## WHAT IS NEEDED
Going through the data, count each line that has the word "color". Reply with the total and nothing more.

Items from an interface collection:
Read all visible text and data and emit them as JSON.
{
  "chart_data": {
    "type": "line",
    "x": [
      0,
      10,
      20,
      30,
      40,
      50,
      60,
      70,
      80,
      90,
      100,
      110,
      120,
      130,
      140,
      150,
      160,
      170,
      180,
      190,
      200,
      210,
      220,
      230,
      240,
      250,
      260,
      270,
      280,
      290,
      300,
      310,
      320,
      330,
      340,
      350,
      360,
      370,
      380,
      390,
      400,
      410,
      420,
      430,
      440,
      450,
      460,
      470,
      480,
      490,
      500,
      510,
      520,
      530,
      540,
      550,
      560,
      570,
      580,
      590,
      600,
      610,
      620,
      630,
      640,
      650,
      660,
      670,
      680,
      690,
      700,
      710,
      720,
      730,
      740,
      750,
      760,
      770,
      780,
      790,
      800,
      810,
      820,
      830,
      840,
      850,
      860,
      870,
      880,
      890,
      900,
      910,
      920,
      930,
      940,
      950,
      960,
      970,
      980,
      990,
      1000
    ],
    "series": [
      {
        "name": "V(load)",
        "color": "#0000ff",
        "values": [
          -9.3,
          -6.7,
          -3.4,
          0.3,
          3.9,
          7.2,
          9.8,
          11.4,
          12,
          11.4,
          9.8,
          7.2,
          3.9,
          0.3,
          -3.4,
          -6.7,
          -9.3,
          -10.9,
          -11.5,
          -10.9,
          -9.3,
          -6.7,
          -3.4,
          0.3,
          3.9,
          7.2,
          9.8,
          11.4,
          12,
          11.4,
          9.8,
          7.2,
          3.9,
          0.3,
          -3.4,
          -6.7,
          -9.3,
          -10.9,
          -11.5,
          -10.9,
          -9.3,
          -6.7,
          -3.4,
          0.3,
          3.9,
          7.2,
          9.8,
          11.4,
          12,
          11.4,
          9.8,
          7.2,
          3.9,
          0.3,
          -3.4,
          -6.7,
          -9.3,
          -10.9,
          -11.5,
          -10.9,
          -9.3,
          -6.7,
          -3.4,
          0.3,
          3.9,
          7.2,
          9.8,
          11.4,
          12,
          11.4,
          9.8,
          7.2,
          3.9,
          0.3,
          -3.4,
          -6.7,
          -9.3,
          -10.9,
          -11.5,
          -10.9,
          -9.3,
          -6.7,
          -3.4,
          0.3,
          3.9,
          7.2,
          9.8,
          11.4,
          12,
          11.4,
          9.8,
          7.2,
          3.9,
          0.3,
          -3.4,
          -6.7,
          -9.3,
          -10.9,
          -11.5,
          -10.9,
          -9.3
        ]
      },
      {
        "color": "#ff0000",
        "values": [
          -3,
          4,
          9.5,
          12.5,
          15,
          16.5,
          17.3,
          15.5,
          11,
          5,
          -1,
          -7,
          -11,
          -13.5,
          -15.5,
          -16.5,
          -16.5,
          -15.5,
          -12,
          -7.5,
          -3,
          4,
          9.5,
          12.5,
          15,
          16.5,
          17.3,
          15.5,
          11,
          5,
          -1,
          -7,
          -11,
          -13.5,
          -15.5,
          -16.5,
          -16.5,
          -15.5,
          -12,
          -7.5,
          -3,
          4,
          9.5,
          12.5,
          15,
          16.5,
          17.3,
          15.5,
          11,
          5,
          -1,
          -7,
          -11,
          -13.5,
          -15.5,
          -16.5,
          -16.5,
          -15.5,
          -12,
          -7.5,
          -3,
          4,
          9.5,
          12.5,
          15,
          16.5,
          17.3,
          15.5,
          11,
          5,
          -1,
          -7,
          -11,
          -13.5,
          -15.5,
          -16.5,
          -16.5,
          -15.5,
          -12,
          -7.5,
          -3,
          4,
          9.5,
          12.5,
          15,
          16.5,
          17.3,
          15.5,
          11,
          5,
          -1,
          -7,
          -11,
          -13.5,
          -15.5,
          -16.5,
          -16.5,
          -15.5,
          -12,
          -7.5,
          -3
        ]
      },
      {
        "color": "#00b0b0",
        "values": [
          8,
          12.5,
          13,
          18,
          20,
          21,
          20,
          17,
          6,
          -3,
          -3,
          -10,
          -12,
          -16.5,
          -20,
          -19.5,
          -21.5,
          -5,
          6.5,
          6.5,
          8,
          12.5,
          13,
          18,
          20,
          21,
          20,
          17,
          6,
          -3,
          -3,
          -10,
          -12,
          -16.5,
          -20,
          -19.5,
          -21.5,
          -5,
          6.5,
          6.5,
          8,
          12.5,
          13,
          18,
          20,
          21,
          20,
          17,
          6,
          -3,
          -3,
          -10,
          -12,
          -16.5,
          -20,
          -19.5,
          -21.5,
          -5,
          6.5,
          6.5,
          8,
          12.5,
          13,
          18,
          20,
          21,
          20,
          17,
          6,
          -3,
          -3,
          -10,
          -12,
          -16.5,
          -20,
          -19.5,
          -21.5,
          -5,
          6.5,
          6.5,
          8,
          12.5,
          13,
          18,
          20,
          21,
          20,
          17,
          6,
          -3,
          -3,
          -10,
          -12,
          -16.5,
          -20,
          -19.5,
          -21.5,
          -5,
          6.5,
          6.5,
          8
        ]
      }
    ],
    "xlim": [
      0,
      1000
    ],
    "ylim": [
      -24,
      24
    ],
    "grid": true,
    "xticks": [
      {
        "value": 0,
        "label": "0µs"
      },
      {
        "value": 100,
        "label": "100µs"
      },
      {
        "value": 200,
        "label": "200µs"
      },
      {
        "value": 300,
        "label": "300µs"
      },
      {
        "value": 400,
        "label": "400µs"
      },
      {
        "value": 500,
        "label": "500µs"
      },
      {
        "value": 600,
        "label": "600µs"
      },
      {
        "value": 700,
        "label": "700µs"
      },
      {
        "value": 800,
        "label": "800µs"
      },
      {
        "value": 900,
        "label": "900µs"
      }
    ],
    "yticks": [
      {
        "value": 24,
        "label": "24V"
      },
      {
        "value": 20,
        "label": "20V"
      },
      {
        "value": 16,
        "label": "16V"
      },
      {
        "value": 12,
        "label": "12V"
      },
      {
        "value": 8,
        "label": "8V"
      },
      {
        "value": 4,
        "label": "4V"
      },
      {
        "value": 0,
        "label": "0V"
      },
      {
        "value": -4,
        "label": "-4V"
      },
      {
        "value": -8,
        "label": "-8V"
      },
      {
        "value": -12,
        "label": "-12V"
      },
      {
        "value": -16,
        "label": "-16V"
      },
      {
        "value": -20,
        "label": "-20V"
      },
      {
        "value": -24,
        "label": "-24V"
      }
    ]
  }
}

## ANSWER TO THIS PROBLEM
3